Instructions to follow: Keeping every word and mark, copy all of the data.
(Input material)
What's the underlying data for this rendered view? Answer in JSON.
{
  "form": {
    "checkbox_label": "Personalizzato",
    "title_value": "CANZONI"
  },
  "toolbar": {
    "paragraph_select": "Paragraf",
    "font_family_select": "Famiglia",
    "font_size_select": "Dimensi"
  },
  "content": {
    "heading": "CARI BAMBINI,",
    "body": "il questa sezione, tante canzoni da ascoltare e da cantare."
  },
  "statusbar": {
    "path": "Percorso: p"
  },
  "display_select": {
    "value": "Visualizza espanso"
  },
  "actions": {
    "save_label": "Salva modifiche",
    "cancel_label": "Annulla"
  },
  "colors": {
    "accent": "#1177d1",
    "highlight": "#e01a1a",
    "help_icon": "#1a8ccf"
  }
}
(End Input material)
Reply to the exercise:
What's the underlying data for this rendered view? Answer in JSON.
{
  "form": {
    "checkbox_label": "Personalizzato",
    "title_value": "CANZONI"
  },
  "toolbar": {
    "paragraph_select": "Paragraf",
    "font_family_select": "Famiglia",
    "font_size_select": "Dimensi"
  },
  "content": {
    "heading": "CARI BAMBINI,",
    "body": "il questa sezione, tante canzoni da ascoltare e da cantare."
  },
  "statusbar": {
    "path": "Percorso: p"
  },
  "display_select": {
    "value": "Visualizza espanso"
  },
  "actions": {
    "save_label": "Salva modifiche",
    "cancel_label": "Annulla"
  },
  "colors": {
    "accent": "#1177d1",
    "highlight": "#e01a1a",
    "help_icon": "#1a8ccf"
  }
}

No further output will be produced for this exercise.